## DATA

****************

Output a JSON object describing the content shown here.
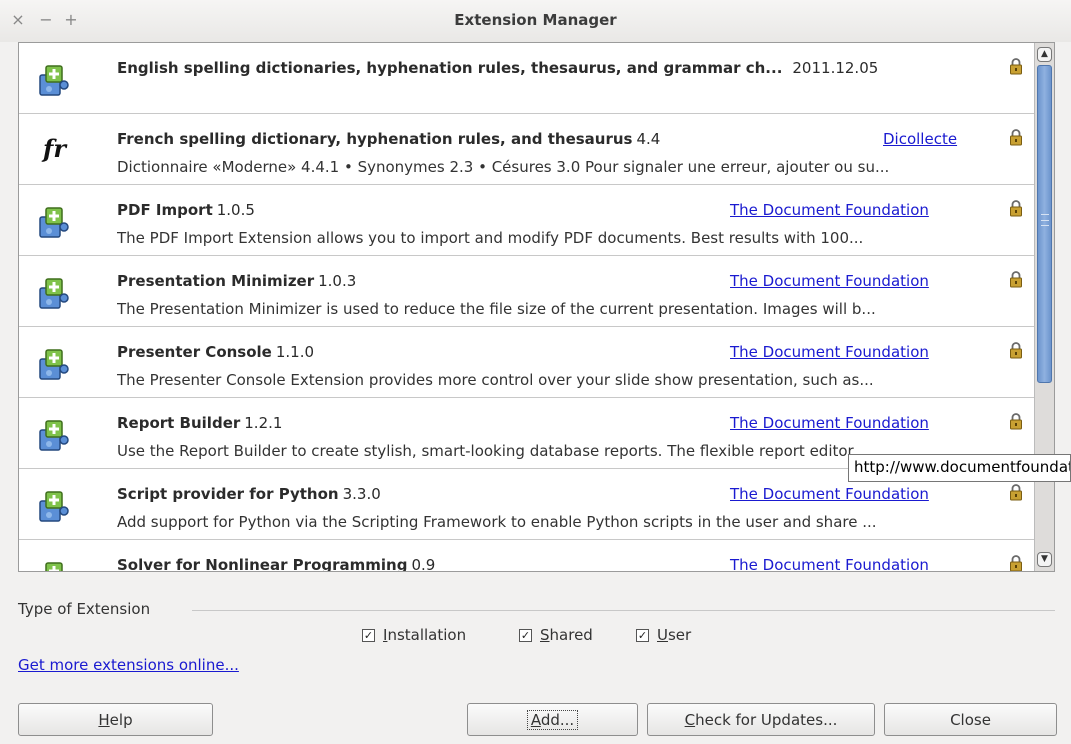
{
  "window": {
    "title": "Extension Manager",
    "controls": [
      "×",
      "−",
      "+"
    ]
  },
  "extensions": [
    {
      "name": "English spelling dictionaries, hyphenation rules, thesaurus, and grammar ch...",
      "version": "2011.12.05",
      "publisher": "",
      "description": "",
      "icon": "puzzle-icon"
    },
    {
      "name": "French spelling dictionary, hyphenation rules, and thesaurus",
      "version": "4.4",
      "publisher": "Dicollecte",
      "description": "Dictionnaire «Moderne» 4.4.1 • Synonymes 2.3 • Césures 3.0 Pour signaler une erreur, ajouter ou su...",
      "icon": "fr-icon",
      "icon_text": "fr"
    },
    {
      "name": "PDF Import",
      "version": "1.0.5",
      "publisher": "The Document Foundation",
      "description": "The PDF Import Extension allows you to import and modify PDF documents. Best results with 100...",
      "icon": "puzzle-icon"
    },
    {
      "name": "Presentation Minimizer",
      "version": "1.0.3",
      "publisher": "The Document Foundation",
      "description": "The Presentation Minimizer is used to reduce the file size of the current presentation. Images will b...",
      "icon": "puzzle-icon"
    },
    {
      "name": "Presenter Console",
      "version": "1.1.0",
      "publisher": "The Document Foundation",
      "description": "The Presenter Console Extension provides more control over your slide show presentation, such as...",
      "icon": "puzzle-icon"
    },
    {
      "name": "Report Builder",
      "version": "1.2.1",
      "publisher": "The Document Foundation",
      "description": "Use the Report Builder to create stylish, smart-looking database reports. The flexible report editor...",
      "icon": "puzzle-icon"
    },
    {
      "name": "Script provider for Python",
      "version": "3.3.0",
      "publisher": "The Document Foundation",
      "description": "Add support for Python via the Scripting Framework to enable Python scripts in the user and share ...",
      "icon": "puzzle-icon"
    },
    {
      "name": "Solver for Nonlinear Programming",
      "version": "0.9",
      "publisher": "The Document Foundation",
      "description": "",
      "icon": "puzzle-icon"
    }
  ],
  "tooltip": "http://www.documentfoundation.org",
  "type_of_extension": {
    "label": "Type of Extension",
    "options": [
      {
        "label": "Installation",
        "accel": "I",
        "rest": "nstallation",
        "checked": true
      },
      {
        "label": "Shared",
        "accel": "S",
        "rest": "hared",
        "checked": true
      },
      {
        "label": "User",
        "accel": "U",
        "rest": "ser",
        "checked": true
      }
    ]
  },
  "more_link": "Get more extensions online...",
  "buttons": {
    "help": {
      "accel": "H",
      "rest": "elp"
    },
    "add": {
      "accel": "A",
      "rest": "dd..."
    },
    "check": {
      "accel": "C",
      "rest": "heck for Updates..."
    },
    "close": "Close"
  },
  "colors": {
    "link": "#1a1ad0",
    "scroll_thumb": "#7da2d6",
    "lock": "#c8a032"
  }
}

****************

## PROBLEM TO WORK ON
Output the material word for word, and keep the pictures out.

## ANSWER FOR THIS EXERCISE
Output a JSON object describing the content shown here.
{
  "window": {
    "title": "Extension Manager",
    "controls": [
      "×",
      "−",
      "+"
    ]
  },
  "extensions": [
    {
      "name": "English spelling dictionaries, hyphenation rules, thesaurus, and grammar ch...",
      "version": "2011.12.05",
      "publisher": "",
      "description": "",
      "icon": "puzzle-icon"
    },
    {
      "name": "French spelling dictionary, hyphenation rules, and thesaurus",
      "version": "4.4",
      "publisher": "Dicollecte",
      "description": "Dictionnaire «Moderne» 4.4.1 • Synonymes 2.3 • Césures 3.0 Pour signaler une erreur, ajouter ou su...",
      "icon": "fr-icon",
      "icon_text": "fr"
    },
    {
      "name": "PDF Import",
      "version": "1.0.5",
      "publisher": "The Document Foundation",
      "description": "The PDF Import Extension allows you to import and modify PDF documents. Best results with 100...",
      "icon": "puzzle-icon"
    },
    {
      "name": "Presentation Minimizer",
      "version": "1.0.3",
      "publisher": "The Document Foundation",
      "description": "The Presentation Minimizer is used to reduce the file size of the current presentation. Images will b...",
      "icon": "puzzle-icon"
    },
    {
      "name": "Presenter Console",
      "version": "1.1.0",
      "publisher": "The Document Foundation",
      "description": "The Presenter Console Extension provides more control over your slide show presentation, such as...",
      "icon": "puzzle-icon"
    },
    {
      "name": "Report Builder",
      "version": "1.2.1",
      "publisher": "The Document Foundation",
      "description": "Use the Report Builder to create stylish, smart-looking database reports. The flexible report editor...",
      "icon": "puzzle-icon"
    },
    {
      "name": "Script provider for Python",
      "version": "3.3.0",
      "publisher": "The Document Foundation",
      "description": "Add support for Python via the Scripting Framework to enable Python scripts in the user and share ...",
      "icon": "puzzle-icon"
    },
    {
      "name": "Solver for Nonlinear Programming",
      "version": "0.9",
      "publisher": "The Document Foundation",
      "description": "",
      "icon": "puzzle-icon"
    }
  ],
  "tooltip": "http://www.documentfoundation.org",
  "type_of_extension": {
    "label": "Type of Extension",
    "options": [
      {
        "label": "Installation",
        "accel": "I",
        "rest": "nstallation",
        "checked": true
      },
      {
        "label": "Shared",
        "accel": "S",
        "rest": "hared",
        "checked": true
      },
      {
        "label": "User",
        "accel": "U",
        "rest": "ser",
        "checked": true
      }
    ]
  },
  "more_link": "Get more extensions online...",
  "buttons": {
    "help": {
      "accel": "H",
      "rest": "elp"
    },
    "add": {
      "accel": "A",
      "rest": "dd..."
    },
    "check": {
      "accel": "C",
      "rest": "heck for Updates..."
    },
    "close": "Close"
  },
  "colors": {
    "link": "#1a1ad0",
    "scroll_thumb": "#7da2d6",
    "lock": "#c8a032"
  }
}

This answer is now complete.